Under E1 conditions (typically hot, polar protic solvent), one of the bromines will leave as bromide to give a carbocation. Ignoring the isotope effect, there's about an equal propensity for either of the isotopic bromines to leave, giving about a 50/50 ratio of the two carbocations. Deprotonation at the beta-position gives an alkene. I've only shown the most substituted possible alkene since that will be the most stable and major product.
(Note, the carbocation could rearrange, but I'm ignoring that for this level of analysis.)
Under more strongly basic conditions an E2 reaction is more likely. There is a strong preference for an anti-periplanar arrangement of the leaving group, carbons where the alkene will form, and the deprotonated hydrogen. This stereochemical requirement is more easily visualized in the chair forms, which are not equivalent. The structure on the left is more stable since the methyl group is placed equatorially. In this conformation, there are two hydrogens that are anti-periplanar with the bromine-81 atom (green). A bulky base would react with the least hindered hydrogen (purple) and eliminate the bromine-81 to give the disubstituted alkene shown.
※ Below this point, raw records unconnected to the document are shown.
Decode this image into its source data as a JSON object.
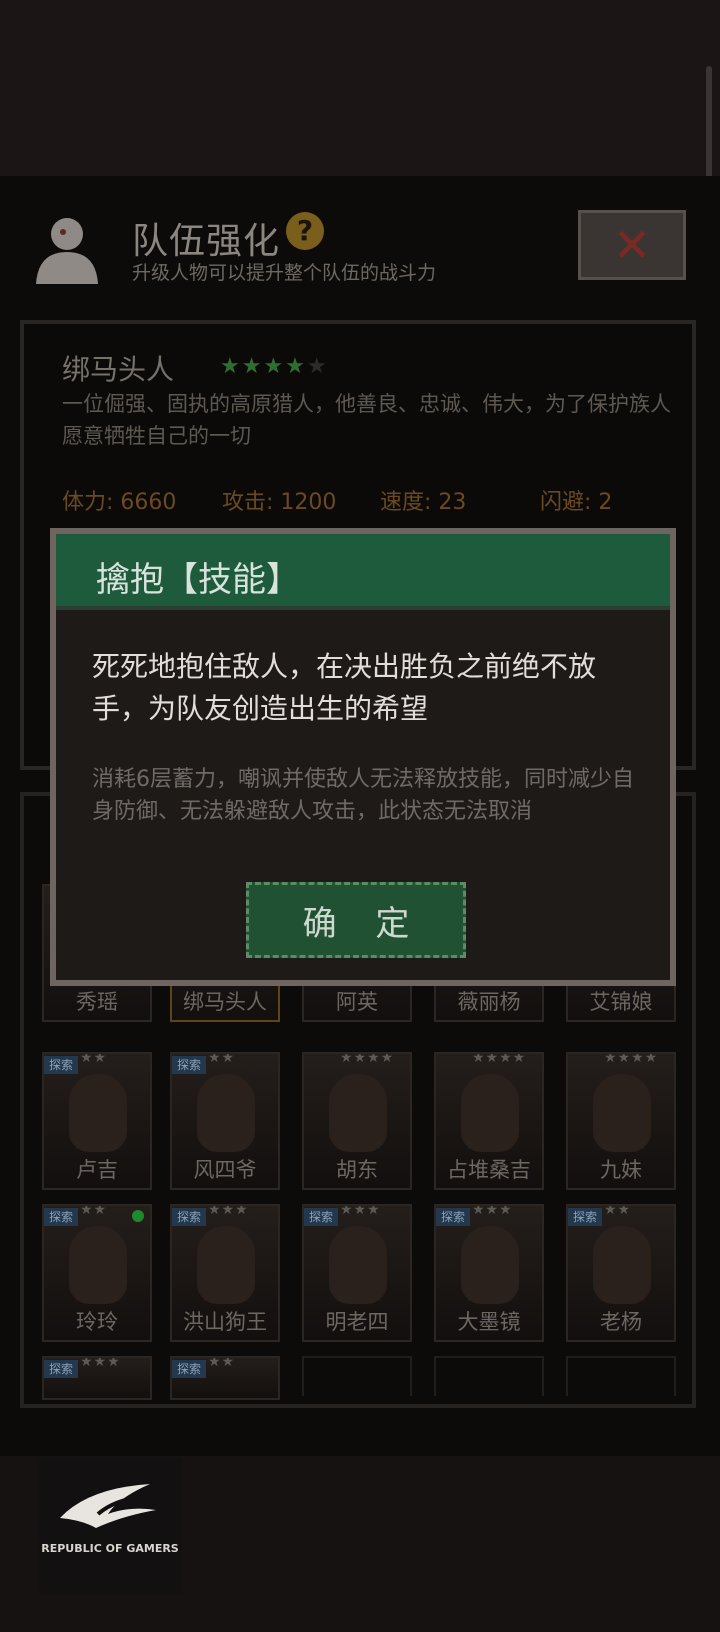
{
  "header": {
    "title": "队伍强化",
    "help_icon": "?",
    "subtitle": "升级人物可以提升整个队伍的战斗力",
    "close_icon": "close-x"
  },
  "character": {
    "name": "绑马头人",
    "stars_filled": 4,
    "stars_total": 5,
    "description": "一位倔强、固执的高原猎人，他善良、忠诚、伟大，为了保护族人愿意牺牲自己的一切",
    "stats": [
      {
        "label": "体力: 6660"
      },
      {
        "label": "攻击: 1200"
      },
      {
        "label": "速度: 23"
      },
      {
        "label": "闪避: 2"
      }
    ]
  },
  "roster": {
    "row1": [
      "秀瑶",
      "绑马头人",
      "阿英",
      "薇丽杨",
      "艾锦娘"
    ],
    "row2": [
      {
        "name": "卢吉",
        "stars": "★★",
        "tag": "探索"
      },
      {
        "name": "风四爷",
        "stars": "★★",
        "tag": "探索"
      },
      {
        "name": "胡东",
        "stars": "★★★★",
        "tag": ""
      },
      {
        "name": "占堆桑吉",
        "stars": "★★★★",
        "tag": ""
      },
      {
        "name": "九妹",
        "stars": "★★★★",
        "tag": ""
      }
    ],
    "row3": [
      {
        "name": "玲玲",
        "stars": "★★",
        "tag": "探索"
      },
      {
        "name": "洪山狗王",
        "stars": "★★★",
        "tag": "探索"
      },
      {
        "name": "明老四",
        "stars": "★★★",
        "tag": "探索"
      },
      {
        "name": "大墨镜",
        "stars": "★★★",
        "tag": "探索"
      },
      {
        "name": "老杨",
        "stars": "★★",
        "tag": "探索"
      }
    ],
    "row4": [
      {
        "stars": "★★★",
        "tag": "探索"
      },
      {
        "stars": "★★",
        "tag": "探索"
      }
    ]
  },
  "dialog": {
    "title": "擒抱【技能】",
    "main_text": "死死地抱住敌人，在决出胜负之前绝不放手，为队友创造出生的希望",
    "detail_text": "消耗6层蓄力，嘲讽并使敌人无法释放技能，同时减少自身防御、无法躲避敌人攻击，此状态无法取消",
    "confirm_label": "确 定"
  },
  "brand": {
    "text": "REPUBLIC OF GAMERS"
  }
}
A smaller base would be more likely to produce the most stable product, which results from deprotonating the hydrogen in blue.
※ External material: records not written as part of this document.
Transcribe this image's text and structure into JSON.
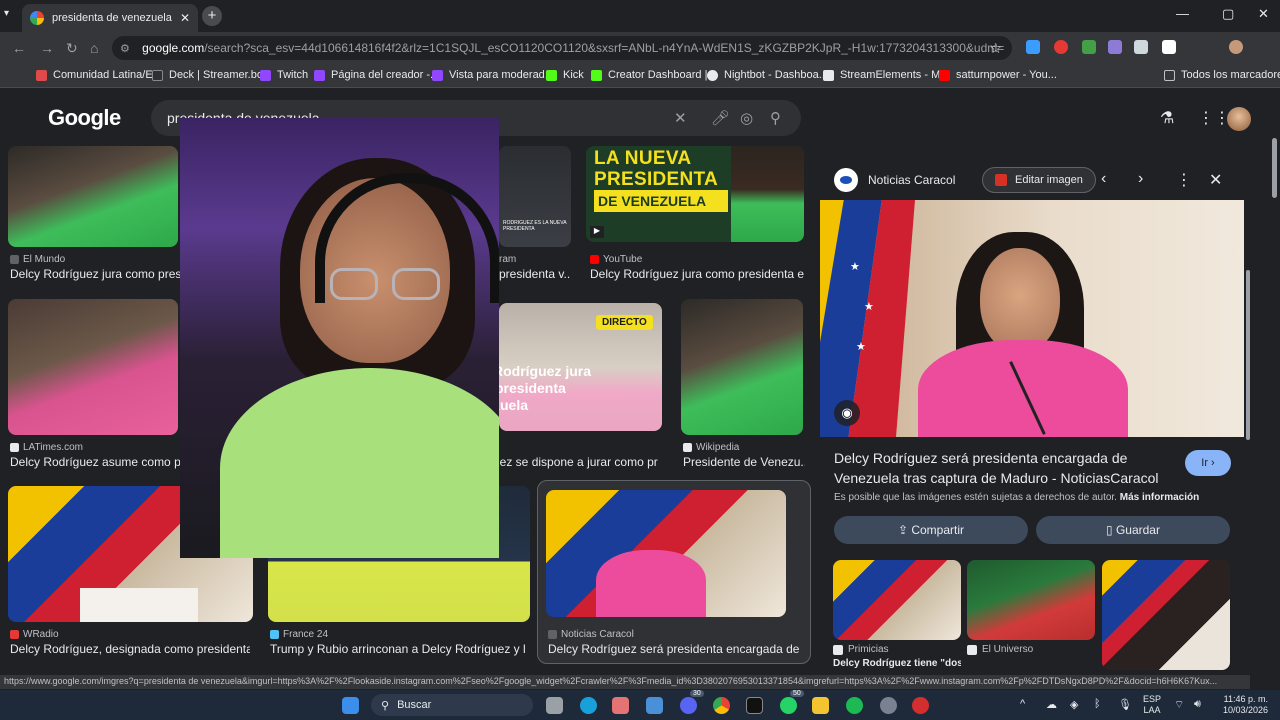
{
  "colors": {
    "accent": "#8ab4f8",
    "background": "#202124",
    "surface": "#303134",
    "text": "#e8eaed"
  },
  "browser": {
    "tab_title": "presidenta de venezuela - Busc",
    "address_host": "google.com",
    "address_rest": "/search?sca_esv=44d106614816f4f2&rlz=1C1SQJL_esCO1120CO1120&sxsrf=ANbL-n4YnA-WdEN1S_zKGZBP2KJpR_-H1w:1773204313300&udm=2&fbs=ADc_l-bpk8W...",
    "bookmarks": [
      {
        "label": "Comunidad Latina/E...",
        "color": "#e04a4a"
      },
      {
        "label": "Deck | Streamer.bot",
        "color": "#2c2f33"
      },
      {
        "label": "Twitch",
        "color": "#9146ff"
      },
      {
        "label": "Página del creador -...",
        "color": "#9146ff"
      },
      {
        "label": "Vista para moderad...",
        "color": "#9146ff"
      },
      {
        "label": "Kick",
        "color": "#53fc18"
      },
      {
        "label": "Creator Dashboard |...",
        "color": "#53fc18"
      },
      {
        "label": "Nightbot - Dashboa...",
        "color": "#e8eaed"
      },
      {
        "label": "StreamElements - M...",
        "color": "#e8eaed"
      },
      {
        "label": "satturnpower - You...",
        "color": "#ff0000"
      }
    ],
    "all_bookmarks": "Todos los marcadores"
  },
  "google": {
    "logo": "Google",
    "query": "presidenta de venezuela"
  },
  "results": [
    {
      "source": "El Mundo",
      "title": "Delcy Rodríguez jura como preside"
    },
    {
      "source": "YouTube",
      "title": "Delcy Rodríguez jura como presidenta en..."
    },
    {
      "source": "LATimes.com",
      "title": "Delcy Rodríguez asume como pres"
    },
    {
      "source": "Wikipedia",
      "title": "Presidente de Venezu..."
    },
    {
      "source": "WRadio",
      "title": "Delcy Rodríguez, designada como presidenta ..."
    },
    {
      "source": "France 24",
      "title": "Trump y Rubio arrinconan a Delcy Rodríguez y la ..."
    },
    {
      "source": "Noticias Caracol",
      "title": "Delcy Rodríguez será presidenta encargada de Ve..."
    },
    {
      "source": "",
      "title": "presidenta v..."
    },
    {
      "source": "",
      "title": "uez se dispone a jurar como pr..."
    }
  ],
  "result_extras": {
    "banner_lines": [
      "LA NUEVA",
      "PRESIDENTA",
      "DE VENEZUELA"
    ],
    "banner_caption": "RODRIGUEZ ES LA NUEVA PRESIDENTA",
    "directo": "DIRECTO",
    "overlay_lines": [
      "Rodríguez jura",
      "presidenta",
      "zuela"
    ],
    "partial_source": "ram"
  },
  "panel": {
    "source": "Noticias Caracol",
    "edit_label": "Editar imagen",
    "title": "Delcy Rodríguez será presidenta encargada de Venezuela tras captura de Maduro - NoticiasCaracol",
    "go_label": "Ir",
    "notice": "Es posible que las imágenes estén sujetas a derechos de autor.",
    "more_info": "Más información",
    "share_label": "Compartir",
    "save_label": "Guardar",
    "related": [
      {
        "source": "Primicias",
        "title": "Delcy Rodríguez tiene \"dos..."
      },
      {
        "source": "El Universo",
        "title": ""
      },
      {
        "source": "",
        "title": ""
      }
    ]
  },
  "status_url": "https://www.google.com/imgres?q=presidenta de venezuela&imgurl=https%3A%2F%2Flookaside.instagram.com%2Fseo%2Fgoogle_widget%2Fcrawler%2F%3Fmedia_id%3D3802076953013371854&imgrefurl=https%3A%2F%2Fwww.instagram.com%2Fp%2FDTDsNgxD8PD%2F&docid=h6H6K67Kux...",
  "taskbar": {
    "search": "Buscar",
    "lang_top": "ESP",
    "lang_bottom": "LAA",
    "time": "11:46 p. m.",
    "date": "10/03/2026",
    "discord_badge": "30",
    "whatsapp_badge": "50"
  }
}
Just for completeness I've shown the elimination product of the less stable chair conformation. In this case, there is only one anti-periplanar arrangement. If the orange hydrogen is deprotonated, then the bromine-79 atom can be eliminated to give the cyclohexene shown.